No single characteristic is enough to describe a living thing Some nonliving things share one or more traits with living things
How to tell when something is living Organized (made up of cells) Grow and develop Reproduce Evolve (as a large group) Respond to Stimuli Metabolism (homeostasis) Based on universal genetic code
Organization • Organization. Living things exhibit a high level of organization, with multicellular organisms being subdivided into cells, and cells into organelles, and organelles into molecules, etc.
Reproduction and Heredity • Reproduction and heredity. Since all cells come from existing cells, they must have some way of reproducing, whether that involves asexual (no recombination of genetic material) or sexual (recombination of genetic material).

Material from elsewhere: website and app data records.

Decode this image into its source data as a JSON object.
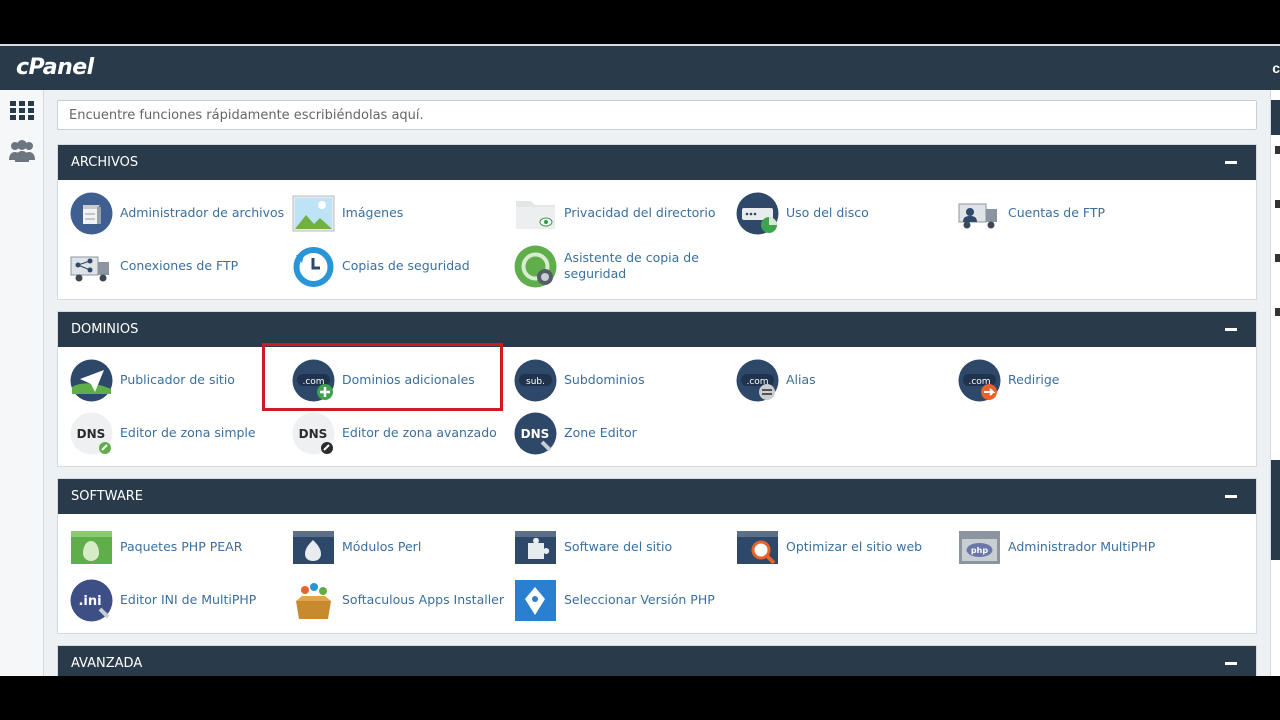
{
  "brand": {
    "logo": "cPanel"
  },
  "search": {
    "placeholder": "Encuentre funciones rápidamente escribiéndolas aquí."
  },
  "sections": {
    "archivos": {
      "title": "ARCHIVOS",
      "items": [
        "Administrador de archivos",
        "Imágenes",
        "Privacidad del directorio",
        "Uso del disco",
        "Cuentas de FTP",
        "Conexiones de FTP",
        "Copias de seguridad",
        "Asistente de copia de seguridad"
      ]
    },
    "dominios": {
      "title": "DOMINIOS",
      "items": [
        "Publicador de sitio",
        "Dominios adicionales",
        "Subdominios",
        "Alias",
        "Redirige",
        "Editor de zona simple",
        "Editor de zona avanzado",
        "Zone Editor"
      ]
    },
    "software": {
      "title": "SOFTWARE",
      "items": [
        "Paquetes PHP PEAR",
        "Módulos Perl",
        "Software del sitio",
        "Optimizar el sitio web",
        "Administrador MultiPHP",
        "Editor INI de MultiPHP",
        "Softaculous Apps Installer",
        "Seleccionar Versión PHP"
      ]
    },
    "avanzada": {
      "title": "AVANZADA"
    }
  },
  "icon_text": {
    "com": ".com",
    "sub": "sub.",
    "dns": "DNS",
    "ini": ".ini",
    "php": "php"
  },
  "colors": {
    "header": "#293a4a",
    "link": "#3a6f9f",
    "highlight": "#d11a20"
  }
}
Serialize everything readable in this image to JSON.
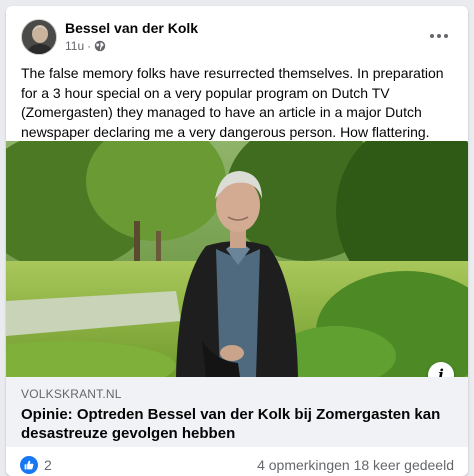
{
  "post": {
    "author": "Bessel van der Kolk",
    "time": "11u",
    "separator": "·",
    "body": "The false memory folks have resurrected themselves. In preparation for a 3 hour special on a very popular program on Dutch TV (Zomergasten) they managed to have an article in a major Dutch newspaper declaring me a very dangerous person. How flattering. Deja vue all over again."
  },
  "link": {
    "source": "VOLKSKRANT.NL",
    "title": "Opinie: Optreden Bessel van der Kolk bij Zomergasten kan desastreuze gevolgen hebben"
  },
  "footer": {
    "reaction_count": "2",
    "stats": "4 opmerkingen  18 keer gedeeld"
  },
  "icons": {
    "more": "more-options-icon",
    "audience": "globe-icon",
    "info": "info-icon",
    "like": "like-icon"
  },
  "colors": {
    "accent": "#1877f2",
    "secondary_text": "#65676b",
    "link_box": "#f0f2f5"
  }
}
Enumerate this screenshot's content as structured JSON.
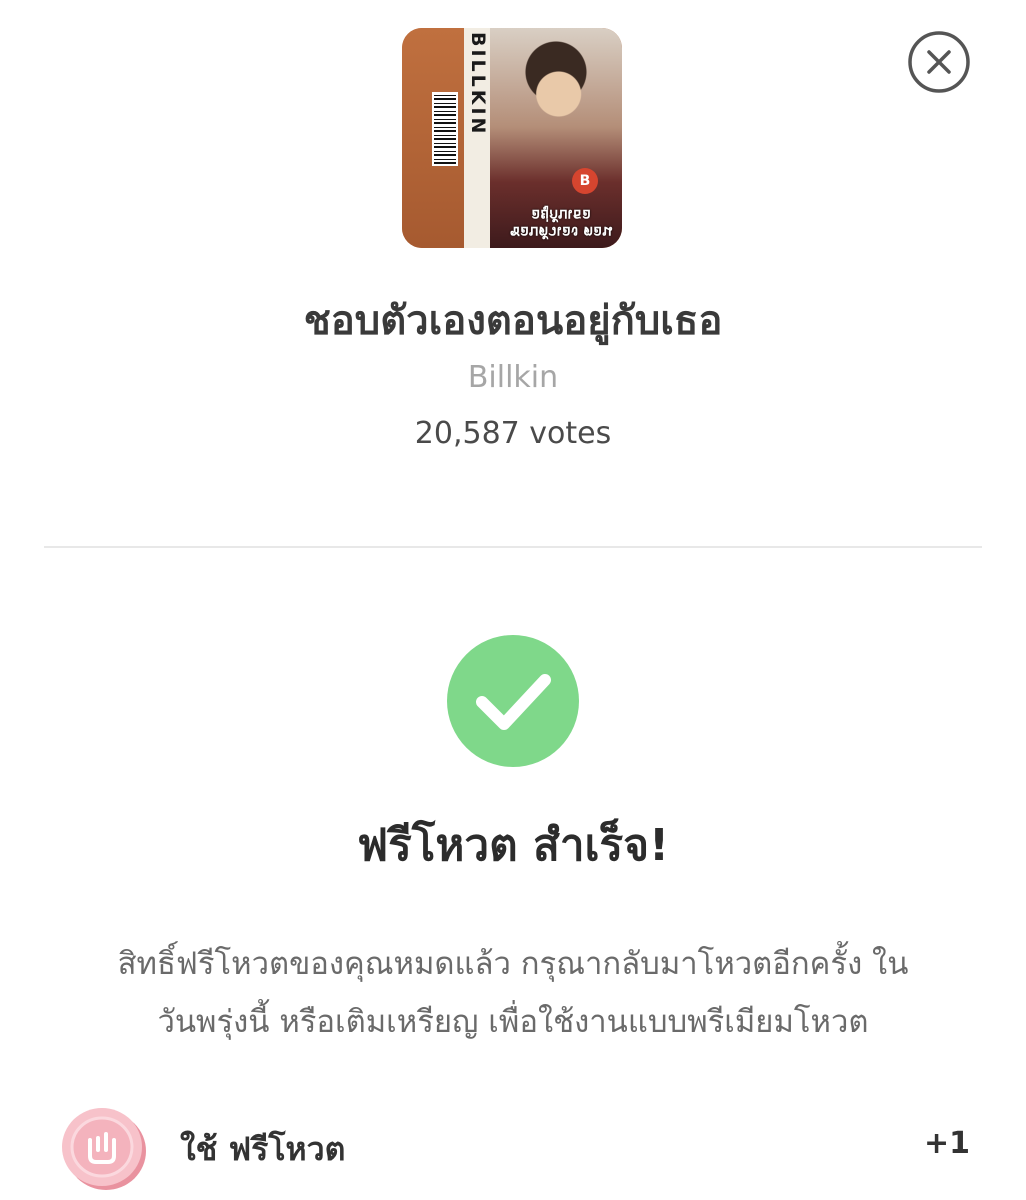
{
  "song": {
    "title": "ชอบตัวเองตอนอยู่กับเธอ",
    "artist": "Billkin",
    "votes": "20,587 votes",
    "cover": {
      "spine_text": "BILLKIN",
      "title_text": "ชอบตัวเอง ตอนอยู่กับเธอ",
      "badge": "B"
    }
  },
  "close": {
    "icon": "close-icon"
  },
  "result": {
    "icon": "check-circle-icon",
    "title": "ฟรีโหวต สำเร็จ!",
    "message_line1": "สิทธิ์ฟรีโหวตของคุณหมดแล้ว กรุณากลับมาโหวตอีกครั้ง ใน",
    "message_line2": "วันพรุ่งนี้ หรือเติมเหรียญ เพื่อใช้งานแบบพรีเมียมโหวต"
  },
  "free_vote": {
    "icon": "vote-coin-icon",
    "label": "ใช้  ฟรีโหวต",
    "count": "+1"
  },
  "colors": {
    "success_green": "#7fd88a",
    "coin_pink": "#f4b3bd",
    "divider": "#e8e8e8"
  }
}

Growth and Development • Growth and development process. Even single-celled organisms grow. When first formed by cell division, they are small, and must grow and develop into mature cells.

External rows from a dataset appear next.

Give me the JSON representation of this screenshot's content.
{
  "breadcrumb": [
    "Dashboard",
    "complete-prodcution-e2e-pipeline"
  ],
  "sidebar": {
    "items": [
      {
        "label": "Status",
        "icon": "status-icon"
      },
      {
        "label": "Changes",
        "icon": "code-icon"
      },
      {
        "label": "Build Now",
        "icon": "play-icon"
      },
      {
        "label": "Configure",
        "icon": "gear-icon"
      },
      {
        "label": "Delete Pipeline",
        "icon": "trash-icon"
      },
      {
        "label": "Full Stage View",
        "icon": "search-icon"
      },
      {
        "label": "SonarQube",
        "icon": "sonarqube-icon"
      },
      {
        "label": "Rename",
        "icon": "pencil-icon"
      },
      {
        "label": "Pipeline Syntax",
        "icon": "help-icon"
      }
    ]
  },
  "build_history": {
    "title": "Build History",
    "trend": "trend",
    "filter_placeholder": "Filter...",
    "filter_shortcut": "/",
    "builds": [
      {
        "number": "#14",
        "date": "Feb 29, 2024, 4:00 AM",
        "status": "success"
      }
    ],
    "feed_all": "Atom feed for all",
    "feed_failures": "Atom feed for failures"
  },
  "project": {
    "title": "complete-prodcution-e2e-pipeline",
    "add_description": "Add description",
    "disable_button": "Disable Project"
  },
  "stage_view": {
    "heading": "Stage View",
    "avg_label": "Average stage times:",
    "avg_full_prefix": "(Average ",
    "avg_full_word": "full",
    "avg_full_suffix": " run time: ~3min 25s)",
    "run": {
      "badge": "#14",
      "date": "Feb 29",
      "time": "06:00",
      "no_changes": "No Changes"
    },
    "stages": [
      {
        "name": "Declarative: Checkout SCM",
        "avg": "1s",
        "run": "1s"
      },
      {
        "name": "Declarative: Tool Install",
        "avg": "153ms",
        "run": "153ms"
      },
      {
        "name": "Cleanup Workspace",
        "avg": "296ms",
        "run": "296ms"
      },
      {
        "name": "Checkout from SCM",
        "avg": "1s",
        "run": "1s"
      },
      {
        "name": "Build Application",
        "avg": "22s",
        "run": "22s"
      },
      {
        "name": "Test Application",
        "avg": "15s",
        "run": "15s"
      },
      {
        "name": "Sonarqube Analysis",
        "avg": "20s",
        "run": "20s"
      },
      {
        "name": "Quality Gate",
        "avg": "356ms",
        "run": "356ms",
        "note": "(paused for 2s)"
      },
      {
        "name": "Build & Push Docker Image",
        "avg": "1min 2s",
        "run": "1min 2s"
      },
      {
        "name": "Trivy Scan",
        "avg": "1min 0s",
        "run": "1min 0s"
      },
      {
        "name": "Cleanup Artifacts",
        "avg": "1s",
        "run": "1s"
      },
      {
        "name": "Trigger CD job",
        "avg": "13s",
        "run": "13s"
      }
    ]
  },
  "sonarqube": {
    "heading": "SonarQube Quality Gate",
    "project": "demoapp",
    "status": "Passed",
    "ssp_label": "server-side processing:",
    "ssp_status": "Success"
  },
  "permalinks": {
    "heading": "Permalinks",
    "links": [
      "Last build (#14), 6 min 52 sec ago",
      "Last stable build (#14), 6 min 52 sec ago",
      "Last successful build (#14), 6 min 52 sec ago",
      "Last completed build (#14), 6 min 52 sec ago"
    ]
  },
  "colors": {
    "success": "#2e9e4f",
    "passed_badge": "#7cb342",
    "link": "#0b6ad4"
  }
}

Energy Acquisition and Release • Energy acquisition and release. One view of life is that it is a struggle to acquire energy (from sunlight, inorganic chemicals, or another organism), and release it. Energy is essential in maintaining metabolism and performing life processes.

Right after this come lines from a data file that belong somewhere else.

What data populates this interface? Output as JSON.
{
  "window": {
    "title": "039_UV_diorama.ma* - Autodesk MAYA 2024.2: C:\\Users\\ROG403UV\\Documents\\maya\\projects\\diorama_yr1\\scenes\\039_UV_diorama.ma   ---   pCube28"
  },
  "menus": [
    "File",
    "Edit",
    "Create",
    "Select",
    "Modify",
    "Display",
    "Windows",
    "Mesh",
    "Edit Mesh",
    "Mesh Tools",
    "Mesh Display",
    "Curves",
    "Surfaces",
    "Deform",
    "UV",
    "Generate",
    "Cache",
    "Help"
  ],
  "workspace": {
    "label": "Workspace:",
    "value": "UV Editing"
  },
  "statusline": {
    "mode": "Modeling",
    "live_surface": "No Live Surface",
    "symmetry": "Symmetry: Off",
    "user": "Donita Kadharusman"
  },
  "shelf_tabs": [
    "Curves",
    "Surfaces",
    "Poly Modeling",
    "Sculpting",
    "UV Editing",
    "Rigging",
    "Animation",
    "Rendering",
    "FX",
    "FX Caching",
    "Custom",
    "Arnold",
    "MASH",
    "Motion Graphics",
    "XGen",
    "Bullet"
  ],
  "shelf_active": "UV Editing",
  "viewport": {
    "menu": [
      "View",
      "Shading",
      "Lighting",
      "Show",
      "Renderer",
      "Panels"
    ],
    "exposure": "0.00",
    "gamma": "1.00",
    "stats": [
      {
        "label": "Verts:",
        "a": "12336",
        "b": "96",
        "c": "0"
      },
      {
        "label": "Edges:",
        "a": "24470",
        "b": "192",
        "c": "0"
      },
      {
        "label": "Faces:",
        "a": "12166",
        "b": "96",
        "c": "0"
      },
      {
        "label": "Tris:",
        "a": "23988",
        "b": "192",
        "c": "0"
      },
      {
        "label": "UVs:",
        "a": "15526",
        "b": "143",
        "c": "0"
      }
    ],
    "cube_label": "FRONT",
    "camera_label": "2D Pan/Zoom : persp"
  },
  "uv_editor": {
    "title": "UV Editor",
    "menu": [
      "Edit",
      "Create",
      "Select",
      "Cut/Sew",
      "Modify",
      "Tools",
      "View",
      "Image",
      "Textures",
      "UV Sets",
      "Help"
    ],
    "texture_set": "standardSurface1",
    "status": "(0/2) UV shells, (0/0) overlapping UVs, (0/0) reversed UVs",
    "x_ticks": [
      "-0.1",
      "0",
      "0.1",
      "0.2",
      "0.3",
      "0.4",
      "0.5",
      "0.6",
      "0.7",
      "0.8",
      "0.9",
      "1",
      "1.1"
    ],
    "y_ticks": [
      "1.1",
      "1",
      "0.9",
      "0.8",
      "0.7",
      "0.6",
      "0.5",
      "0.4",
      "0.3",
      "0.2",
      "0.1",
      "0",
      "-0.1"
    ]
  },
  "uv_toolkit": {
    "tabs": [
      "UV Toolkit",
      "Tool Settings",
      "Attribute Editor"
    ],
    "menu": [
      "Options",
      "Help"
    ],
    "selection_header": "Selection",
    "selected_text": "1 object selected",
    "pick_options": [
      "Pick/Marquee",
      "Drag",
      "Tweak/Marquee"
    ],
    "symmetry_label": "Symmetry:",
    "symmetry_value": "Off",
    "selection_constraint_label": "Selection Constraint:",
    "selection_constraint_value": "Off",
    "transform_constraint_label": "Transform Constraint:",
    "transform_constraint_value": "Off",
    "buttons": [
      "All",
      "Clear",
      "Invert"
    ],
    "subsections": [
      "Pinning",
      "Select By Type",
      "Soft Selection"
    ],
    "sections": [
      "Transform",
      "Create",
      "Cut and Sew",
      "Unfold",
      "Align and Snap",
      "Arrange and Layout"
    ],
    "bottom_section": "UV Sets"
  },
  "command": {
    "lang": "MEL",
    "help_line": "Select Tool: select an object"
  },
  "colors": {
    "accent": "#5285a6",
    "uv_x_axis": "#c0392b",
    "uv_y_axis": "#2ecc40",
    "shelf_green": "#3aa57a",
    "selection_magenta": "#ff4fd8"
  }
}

Interactions • Interactions. Living things interact with their environment as well as each other. Organisms obtain raw materials and energy from the environment or another organism.
Response to Stimuli • Detection and response to stimuli from their surrounding environment (both internal and external).
The level of the sugar glucose in your blood is an example of an internal stimulus. If this level gets low your body responds by making you feel hungry.
Homeostasis • Homeostasis. Homeostasis, or balance, is the maintenance of a constant (yet also dynamic) internal environment in terms of temperature, pH, water concentrations, etc.
Evolution by means of Adaptation • Adaptation. Living things are suited to their mode of existence . Charles Darwin began the recognition of the marvelous adaptations all life has that allow those organisms to exist in their environment. • Note: Individuals do not adapt during their lifetime. Populations adapt over generations.
This is just an image I found to give you some perspective on the things around you. • We will discuss each of these levels of organization in detail this semester.
Jump In! • On the back of your notes draw an example of a living thing. Be sure to list: • how it reproduces • how it communicates with other organisms • how it senses stimuli from the environment • how you think it maintains homeostasis • how this particular organism has changed over time or will possibly change in the future.